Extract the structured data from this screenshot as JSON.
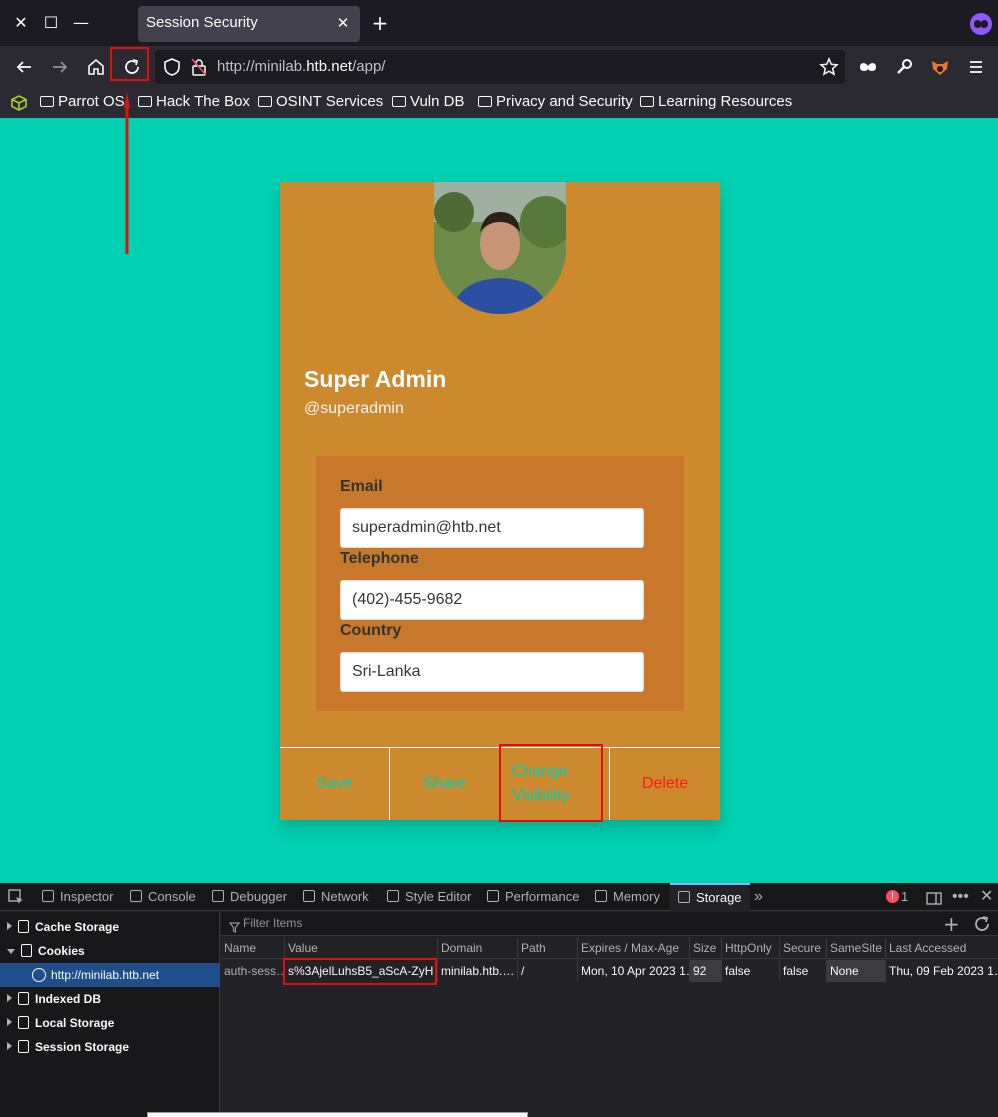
{
  "window": {
    "tab_title": "Session Security",
    "close_glyph": "✕",
    "maximize_glyph": "☐",
    "minimize_glyph": "—",
    "new_tab_glyph": "+"
  },
  "navbar": {
    "url_prefix": "http://minilab.",
    "url_host": "htb.net",
    "url_suffix": "/app/"
  },
  "bookmarks": {
    "items": [
      {
        "label": "Parrot OS"
      },
      {
        "label": "Hack The Box"
      },
      {
        "label": "OSINT Services"
      },
      {
        "label": "Vuln DB"
      },
      {
        "label": "Privacy and Security"
      },
      {
        "label": "Learning Resources"
      }
    ]
  },
  "profile": {
    "name": "Super Admin",
    "handle": "@superadmin",
    "email_label": "Email",
    "email_value": "superadmin@htb.net",
    "telephone_label": "Telephone",
    "telephone_value": "(402)-455-9682",
    "country_label": "Country",
    "country_value": "Sri-Lanka",
    "actions": {
      "save": "Save",
      "share": "Share",
      "change_visibility": "Change Visibility",
      "delete": "Delete"
    }
  },
  "devtools": {
    "tabs": [
      {
        "label": "Inspector"
      },
      {
        "label": "Console"
      },
      {
        "label": "Debugger"
      },
      {
        "label": "Network"
      },
      {
        "label": "Style Editor"
      },
      {
        "label": "Performance"
      },
      {
        "label": "Memory"
      },
      {
        "label": "Storage"
      }
    ],
    "error_count": "1",
    "sidebar": [
      {
        "label": "Cache Storage"
      },
      {
        "label": "Cookies"
      },
      {
        "label": "http://minilab.htb.net"
      },
      {
        "label": "Indexed DB"
      },
      {
        "label": "Local Storage"
      },
      {
        "label": "Session Storage"
      }
    ],
    "filter_placeholder": "Filter Items",
    "columns": [
      "Name",
      "Value",
      "Domain",
      "Path",
      "Expires / Max-Age",
      "Size",
      "HttpOnly",
      "Secure",
      "SameSite",
      "Last Accessed"
    ],
    "cookie_row": [
      "auth-sess…",
      "s%3AjelLuhsB5_aScA-ZyH…",
      "minilab.htb.…",
      "/",
      "Mon, 10 Apr 2023 1…",
      "92",
      "false",
      "false",
      "None",
      "Thu, 09 Feb 2023 1…"
    ]
  },
  "colors": {
    "page_bg": "#00d1b2",
    "card_bg": "#cc892d",
    "details_bg": "#c8782a",
    "action_text": "#00d1b2",
    "delete_text": "#ff1a1a",
    "annotation": "#e01010",
    "devtools_selected": "#204e8a"
  }
}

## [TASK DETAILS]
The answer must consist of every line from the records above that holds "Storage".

## [RESULT]
        "label": "Storage"
        "label": "Cache Storage"
        "label": "Local Storage"
        "label": "Session Storage"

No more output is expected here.